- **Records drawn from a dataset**
============================================================

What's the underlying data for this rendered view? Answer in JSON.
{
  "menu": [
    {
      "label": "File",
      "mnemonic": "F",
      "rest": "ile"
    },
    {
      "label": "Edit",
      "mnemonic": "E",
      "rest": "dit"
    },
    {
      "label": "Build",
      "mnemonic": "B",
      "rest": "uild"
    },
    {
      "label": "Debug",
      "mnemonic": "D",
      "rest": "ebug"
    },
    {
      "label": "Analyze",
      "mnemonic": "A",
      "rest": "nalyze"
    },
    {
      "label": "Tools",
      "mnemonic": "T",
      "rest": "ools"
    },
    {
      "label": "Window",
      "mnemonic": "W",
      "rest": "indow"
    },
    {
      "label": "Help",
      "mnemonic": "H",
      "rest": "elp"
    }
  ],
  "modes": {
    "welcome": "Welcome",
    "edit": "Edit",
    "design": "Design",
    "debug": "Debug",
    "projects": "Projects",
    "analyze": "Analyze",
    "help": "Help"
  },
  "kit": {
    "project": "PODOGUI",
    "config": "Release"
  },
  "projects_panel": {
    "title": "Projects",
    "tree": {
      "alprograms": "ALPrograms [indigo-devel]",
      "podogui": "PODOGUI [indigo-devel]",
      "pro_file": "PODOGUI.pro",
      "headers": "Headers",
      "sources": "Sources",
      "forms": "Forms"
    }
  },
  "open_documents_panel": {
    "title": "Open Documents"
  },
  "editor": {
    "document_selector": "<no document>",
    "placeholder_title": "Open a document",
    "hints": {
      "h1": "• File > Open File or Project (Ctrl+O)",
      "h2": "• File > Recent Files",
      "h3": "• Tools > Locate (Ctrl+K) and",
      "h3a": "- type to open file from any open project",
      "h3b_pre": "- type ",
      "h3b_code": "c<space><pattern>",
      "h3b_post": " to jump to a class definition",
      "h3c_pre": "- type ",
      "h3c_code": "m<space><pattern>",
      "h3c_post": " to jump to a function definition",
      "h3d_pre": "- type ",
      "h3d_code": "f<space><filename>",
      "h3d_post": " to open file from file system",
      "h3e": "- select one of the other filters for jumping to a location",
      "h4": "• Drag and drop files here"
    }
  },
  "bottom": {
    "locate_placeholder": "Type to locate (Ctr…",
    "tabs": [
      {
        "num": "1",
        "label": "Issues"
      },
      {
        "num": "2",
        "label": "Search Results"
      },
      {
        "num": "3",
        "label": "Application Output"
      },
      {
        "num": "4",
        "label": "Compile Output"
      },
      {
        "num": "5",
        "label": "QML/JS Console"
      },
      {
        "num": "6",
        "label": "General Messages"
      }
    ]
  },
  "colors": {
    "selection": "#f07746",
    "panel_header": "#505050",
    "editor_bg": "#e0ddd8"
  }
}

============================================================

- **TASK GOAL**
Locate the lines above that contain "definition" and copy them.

- **TASK ANSWER**
      "h3b_post": " to jump to a class definition",
      "h3c_post": " to jump to a function definition",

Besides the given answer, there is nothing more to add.